I signed off 2019 with the first half of this line from John Lennon’s Christmas song, Happy Xmas (War Is Over). When I was initially considering the title for 2020’s opener it seemed wholly inappropriate because it looked as though war was anything but over. Indeed a new one appeared to be kicking off in the Middle East. Yet here we are a week later with equity markets hovering around recent (and in some cases all-time) highs and safe haven assets in retreat. There are a number of things we need to discuss pertaining to this episode.
Conflict in the Middle East in the late 1970s, the early 1990s and the early 2000s remains closely associated with economic downturns.
First is the capacity of any event in the Middle East to rattle investors. Institutional memory is very deep, and it appears as though the scars of the early 1970s Oil Crisis have still not fully healed. Furthermore, conflict in the region in the late 1970s, the early 1990s and the early 2000s remains closely associated with economic downturns, although it’s far from clear that any of them were caused primarily by higher oil prices.
Respectively in those three cases: the Federal Reserve was already tightening the screws in the US; the US was suffering the fall-out from the Savings & Loans crisis and the UK was reversing a housing boom; we were in the full throes of the Tech Bust alongside the repercussions from 9/11. A spike in oil prices now would be more worrisome were other factors more negative, but central banks are currently in full-on easing mode and we continue to expect some of last year’s negative growth factors (such as global trade) to moderate.

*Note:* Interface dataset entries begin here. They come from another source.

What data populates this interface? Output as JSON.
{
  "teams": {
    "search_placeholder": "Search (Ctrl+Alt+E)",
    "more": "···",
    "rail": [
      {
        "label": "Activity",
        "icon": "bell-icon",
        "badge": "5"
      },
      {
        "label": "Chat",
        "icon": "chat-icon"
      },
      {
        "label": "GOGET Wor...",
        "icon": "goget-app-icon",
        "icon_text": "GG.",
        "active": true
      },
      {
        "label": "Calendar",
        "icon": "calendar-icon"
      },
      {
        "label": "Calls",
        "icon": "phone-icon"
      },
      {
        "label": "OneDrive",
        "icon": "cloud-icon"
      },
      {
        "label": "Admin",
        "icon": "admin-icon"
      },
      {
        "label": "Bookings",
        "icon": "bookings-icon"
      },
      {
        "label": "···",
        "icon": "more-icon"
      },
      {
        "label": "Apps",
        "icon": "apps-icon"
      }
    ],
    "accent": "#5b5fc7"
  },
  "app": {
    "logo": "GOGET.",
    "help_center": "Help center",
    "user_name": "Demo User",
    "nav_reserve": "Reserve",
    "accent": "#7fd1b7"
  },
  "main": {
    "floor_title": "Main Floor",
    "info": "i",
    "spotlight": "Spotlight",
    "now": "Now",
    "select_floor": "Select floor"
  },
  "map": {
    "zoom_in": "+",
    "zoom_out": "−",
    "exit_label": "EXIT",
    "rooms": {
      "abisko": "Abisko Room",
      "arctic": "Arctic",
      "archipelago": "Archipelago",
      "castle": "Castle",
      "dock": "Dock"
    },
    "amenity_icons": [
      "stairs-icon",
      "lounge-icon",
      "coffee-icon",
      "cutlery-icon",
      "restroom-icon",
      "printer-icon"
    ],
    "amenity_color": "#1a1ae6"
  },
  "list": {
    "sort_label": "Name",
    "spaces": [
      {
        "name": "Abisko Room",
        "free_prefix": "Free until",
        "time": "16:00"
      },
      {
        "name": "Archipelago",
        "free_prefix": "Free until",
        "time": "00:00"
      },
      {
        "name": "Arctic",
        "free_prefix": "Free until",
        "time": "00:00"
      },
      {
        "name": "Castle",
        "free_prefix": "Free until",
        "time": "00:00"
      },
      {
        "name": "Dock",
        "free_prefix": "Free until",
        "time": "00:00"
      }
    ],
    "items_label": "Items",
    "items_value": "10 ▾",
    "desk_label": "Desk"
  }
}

The world’s economy is less oil-intensive than it used to be. Research from Deutsche Bank suggests that, almost fifty years on, we now consume two-thirds less oil per unit of economic output.
It’s also fair to say that Middle East oil resources are not as critical to the global economy as they were fifty years ago. There are larger sources of alternative supply, notably the United States and Russia, and even, at the margin, the North Sea (which didn’t really produce in great volumes until the mid-70s). Also, the world’s economy is less oil-intensive than it used to be. Research from Deutsche Bank suggests that, almost fifty years on, we now consume two-thirds less oil per unit of economic output - and of course the aim is to reduce this considerably further in light of the climate change threat.
We should also put the oil price move into perspective. In 1973/4 it quadrupled; in 1979 it doubled; in 1990 it rose two-and-a-half fold; from its 2002 trough to its 2003 peak it almost doubled. In response to President Trump’s New Year strike it went up a little more than 7%.
I am suspicious (although would admit that I have no hard evidence to present!) that a lot of the initial trade that takes place around incidents such as these is driven by computers looking at headlines and past price reactions to similar news – the infamous algorithms that we hear so much about, many of which are based on historical correlation models. It can take a little longer for calmer heads to prevail, especially in the initial absence of clarity. In this particular case we were faced with having to get inside Donald Trump’s head, which is something of a challenge at the best of times.
The evidence of the past week suggests no appetite for escalation on either side, which echoes previous incidents with North Korea. You might recall that markets had a now barely perceptible wobble in August 2017 when Kim Jong-un started testing nuclear-capable missiles, but we have learnt to live with the threat. We have been living with various levels of conflict between the US and Iran since the 1970s. “Middle East Conflict” is a permanent feature on lists of potential “icebergs” that could sink the global economy. But since the first Oil Crisis, it looks more as if a rising oil price has been the “final straw” rather than the primary cause - always good to get a camel reference into a piece on the Middle East!